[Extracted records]
________

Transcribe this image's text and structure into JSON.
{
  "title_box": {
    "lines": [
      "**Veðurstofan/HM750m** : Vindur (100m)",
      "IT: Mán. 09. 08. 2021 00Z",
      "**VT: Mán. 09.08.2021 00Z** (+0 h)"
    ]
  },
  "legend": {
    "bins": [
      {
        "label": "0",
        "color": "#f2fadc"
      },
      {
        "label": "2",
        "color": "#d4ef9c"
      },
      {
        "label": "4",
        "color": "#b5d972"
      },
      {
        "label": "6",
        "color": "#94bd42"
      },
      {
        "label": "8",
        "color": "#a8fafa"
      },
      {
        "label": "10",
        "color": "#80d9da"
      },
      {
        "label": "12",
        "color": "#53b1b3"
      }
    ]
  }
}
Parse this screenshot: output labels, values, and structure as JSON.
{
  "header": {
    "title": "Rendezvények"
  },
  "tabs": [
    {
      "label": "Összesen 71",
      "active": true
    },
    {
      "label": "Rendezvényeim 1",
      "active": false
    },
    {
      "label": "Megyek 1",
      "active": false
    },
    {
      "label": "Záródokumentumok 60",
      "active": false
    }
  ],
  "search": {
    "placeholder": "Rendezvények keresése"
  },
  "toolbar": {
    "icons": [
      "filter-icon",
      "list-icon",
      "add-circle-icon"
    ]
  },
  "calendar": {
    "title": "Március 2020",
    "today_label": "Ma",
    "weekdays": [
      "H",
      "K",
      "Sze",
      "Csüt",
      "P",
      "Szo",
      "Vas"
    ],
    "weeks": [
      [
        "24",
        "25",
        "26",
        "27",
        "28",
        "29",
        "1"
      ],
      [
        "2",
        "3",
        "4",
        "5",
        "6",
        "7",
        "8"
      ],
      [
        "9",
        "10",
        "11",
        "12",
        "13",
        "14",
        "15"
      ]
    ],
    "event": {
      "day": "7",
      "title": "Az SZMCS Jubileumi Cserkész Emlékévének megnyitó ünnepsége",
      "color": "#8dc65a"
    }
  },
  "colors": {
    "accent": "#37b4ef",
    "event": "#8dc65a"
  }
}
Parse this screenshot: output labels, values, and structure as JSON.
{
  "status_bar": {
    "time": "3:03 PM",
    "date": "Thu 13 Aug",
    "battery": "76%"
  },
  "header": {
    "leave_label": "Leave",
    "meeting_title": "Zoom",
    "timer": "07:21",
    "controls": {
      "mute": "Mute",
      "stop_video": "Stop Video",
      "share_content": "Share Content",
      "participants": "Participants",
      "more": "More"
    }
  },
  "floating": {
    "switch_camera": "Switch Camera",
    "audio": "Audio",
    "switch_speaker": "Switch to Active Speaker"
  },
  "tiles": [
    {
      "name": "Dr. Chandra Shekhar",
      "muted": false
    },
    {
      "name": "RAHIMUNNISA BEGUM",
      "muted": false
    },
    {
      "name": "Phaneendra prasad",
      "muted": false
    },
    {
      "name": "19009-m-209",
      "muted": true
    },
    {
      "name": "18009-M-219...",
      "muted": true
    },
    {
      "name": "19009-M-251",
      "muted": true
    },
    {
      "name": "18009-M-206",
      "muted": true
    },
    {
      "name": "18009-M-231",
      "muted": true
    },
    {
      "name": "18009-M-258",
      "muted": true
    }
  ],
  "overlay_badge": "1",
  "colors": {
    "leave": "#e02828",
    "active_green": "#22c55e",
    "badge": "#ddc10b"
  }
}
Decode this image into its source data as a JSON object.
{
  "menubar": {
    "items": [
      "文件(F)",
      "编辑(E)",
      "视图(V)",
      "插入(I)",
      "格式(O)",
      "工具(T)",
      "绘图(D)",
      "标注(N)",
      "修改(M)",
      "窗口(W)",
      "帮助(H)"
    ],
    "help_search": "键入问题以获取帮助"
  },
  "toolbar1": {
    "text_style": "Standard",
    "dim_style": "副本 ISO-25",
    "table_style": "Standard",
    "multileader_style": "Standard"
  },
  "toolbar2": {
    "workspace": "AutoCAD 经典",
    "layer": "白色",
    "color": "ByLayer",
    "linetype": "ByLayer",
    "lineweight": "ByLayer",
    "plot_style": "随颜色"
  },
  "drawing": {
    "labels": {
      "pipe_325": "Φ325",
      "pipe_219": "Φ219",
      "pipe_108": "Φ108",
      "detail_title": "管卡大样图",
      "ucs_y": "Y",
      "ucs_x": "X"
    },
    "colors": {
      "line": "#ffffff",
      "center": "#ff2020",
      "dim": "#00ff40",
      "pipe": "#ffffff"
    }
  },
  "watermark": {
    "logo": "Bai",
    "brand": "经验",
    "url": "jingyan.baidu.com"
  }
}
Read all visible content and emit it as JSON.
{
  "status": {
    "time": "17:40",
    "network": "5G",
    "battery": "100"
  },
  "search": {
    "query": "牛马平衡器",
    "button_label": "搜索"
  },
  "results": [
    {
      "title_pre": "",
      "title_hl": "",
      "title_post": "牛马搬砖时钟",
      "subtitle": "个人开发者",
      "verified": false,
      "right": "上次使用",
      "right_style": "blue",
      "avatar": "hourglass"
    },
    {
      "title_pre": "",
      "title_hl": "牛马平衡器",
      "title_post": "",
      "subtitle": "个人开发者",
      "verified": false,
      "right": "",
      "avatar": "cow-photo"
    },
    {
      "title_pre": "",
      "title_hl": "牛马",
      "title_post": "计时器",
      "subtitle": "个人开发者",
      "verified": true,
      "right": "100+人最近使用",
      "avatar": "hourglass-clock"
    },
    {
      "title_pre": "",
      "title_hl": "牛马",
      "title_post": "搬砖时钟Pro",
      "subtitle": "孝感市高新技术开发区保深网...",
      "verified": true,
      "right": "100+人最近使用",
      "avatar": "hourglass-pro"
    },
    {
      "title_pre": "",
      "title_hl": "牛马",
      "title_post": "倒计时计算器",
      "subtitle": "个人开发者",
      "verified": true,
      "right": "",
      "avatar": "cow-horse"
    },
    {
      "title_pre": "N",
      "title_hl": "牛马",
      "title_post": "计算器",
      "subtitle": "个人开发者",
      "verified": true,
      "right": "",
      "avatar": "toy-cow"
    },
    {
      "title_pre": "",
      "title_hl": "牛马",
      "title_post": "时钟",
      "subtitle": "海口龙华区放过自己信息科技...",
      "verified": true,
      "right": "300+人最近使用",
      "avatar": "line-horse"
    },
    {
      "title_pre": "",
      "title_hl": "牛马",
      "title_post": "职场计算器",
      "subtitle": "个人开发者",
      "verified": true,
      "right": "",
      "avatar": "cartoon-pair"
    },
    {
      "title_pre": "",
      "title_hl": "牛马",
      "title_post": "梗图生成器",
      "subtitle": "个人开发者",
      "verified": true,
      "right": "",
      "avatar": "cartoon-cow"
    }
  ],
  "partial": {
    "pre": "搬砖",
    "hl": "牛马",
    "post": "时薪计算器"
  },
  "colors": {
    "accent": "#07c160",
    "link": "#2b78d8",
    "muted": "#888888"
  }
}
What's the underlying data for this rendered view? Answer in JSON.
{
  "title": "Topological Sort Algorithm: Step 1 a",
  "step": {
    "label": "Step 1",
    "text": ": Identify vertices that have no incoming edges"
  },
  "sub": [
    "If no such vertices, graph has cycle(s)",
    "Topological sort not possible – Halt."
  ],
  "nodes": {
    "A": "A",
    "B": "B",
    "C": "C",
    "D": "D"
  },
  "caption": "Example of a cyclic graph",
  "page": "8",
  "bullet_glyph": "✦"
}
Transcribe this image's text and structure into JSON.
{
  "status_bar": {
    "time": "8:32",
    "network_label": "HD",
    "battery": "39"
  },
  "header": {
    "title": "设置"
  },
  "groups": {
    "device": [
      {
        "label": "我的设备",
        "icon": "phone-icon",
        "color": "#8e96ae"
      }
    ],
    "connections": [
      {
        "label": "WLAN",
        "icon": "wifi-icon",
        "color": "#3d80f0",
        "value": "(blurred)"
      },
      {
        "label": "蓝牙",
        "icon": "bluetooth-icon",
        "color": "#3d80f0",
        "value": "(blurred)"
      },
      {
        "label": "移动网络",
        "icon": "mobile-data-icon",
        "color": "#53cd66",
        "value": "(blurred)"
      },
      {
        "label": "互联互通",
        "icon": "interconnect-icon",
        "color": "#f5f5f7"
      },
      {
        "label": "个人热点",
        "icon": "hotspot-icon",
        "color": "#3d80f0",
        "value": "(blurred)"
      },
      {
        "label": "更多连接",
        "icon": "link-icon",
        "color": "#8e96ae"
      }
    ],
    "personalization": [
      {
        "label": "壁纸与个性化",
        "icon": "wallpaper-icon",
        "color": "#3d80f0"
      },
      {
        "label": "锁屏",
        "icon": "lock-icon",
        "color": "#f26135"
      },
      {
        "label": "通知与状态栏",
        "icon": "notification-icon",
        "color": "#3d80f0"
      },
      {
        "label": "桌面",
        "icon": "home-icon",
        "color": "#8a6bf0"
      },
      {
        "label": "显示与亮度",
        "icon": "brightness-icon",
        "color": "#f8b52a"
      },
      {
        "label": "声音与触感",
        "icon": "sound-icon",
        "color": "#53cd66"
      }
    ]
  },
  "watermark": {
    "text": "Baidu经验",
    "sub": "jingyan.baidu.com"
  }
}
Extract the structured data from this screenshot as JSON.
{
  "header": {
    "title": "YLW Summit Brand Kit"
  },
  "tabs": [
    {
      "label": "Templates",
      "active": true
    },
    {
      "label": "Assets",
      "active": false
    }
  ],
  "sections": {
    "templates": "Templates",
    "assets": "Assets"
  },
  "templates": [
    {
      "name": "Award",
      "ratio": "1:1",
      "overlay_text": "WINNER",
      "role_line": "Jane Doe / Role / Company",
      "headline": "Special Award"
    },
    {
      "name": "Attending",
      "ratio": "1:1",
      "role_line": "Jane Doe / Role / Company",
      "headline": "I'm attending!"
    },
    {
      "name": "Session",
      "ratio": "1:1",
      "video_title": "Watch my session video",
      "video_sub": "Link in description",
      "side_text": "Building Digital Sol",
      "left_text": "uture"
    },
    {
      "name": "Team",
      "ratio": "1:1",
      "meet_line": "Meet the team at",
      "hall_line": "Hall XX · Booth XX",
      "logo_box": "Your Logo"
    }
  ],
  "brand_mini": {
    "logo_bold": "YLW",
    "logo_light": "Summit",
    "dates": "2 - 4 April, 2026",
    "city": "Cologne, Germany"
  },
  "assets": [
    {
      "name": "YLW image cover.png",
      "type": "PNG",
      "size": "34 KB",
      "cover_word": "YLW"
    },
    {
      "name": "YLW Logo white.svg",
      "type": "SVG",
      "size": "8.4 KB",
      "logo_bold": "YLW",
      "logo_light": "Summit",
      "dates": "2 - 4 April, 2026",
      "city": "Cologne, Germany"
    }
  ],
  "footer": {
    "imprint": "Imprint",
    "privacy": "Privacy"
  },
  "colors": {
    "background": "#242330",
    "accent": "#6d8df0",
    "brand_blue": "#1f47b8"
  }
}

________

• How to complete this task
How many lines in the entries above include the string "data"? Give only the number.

• Problem solution
4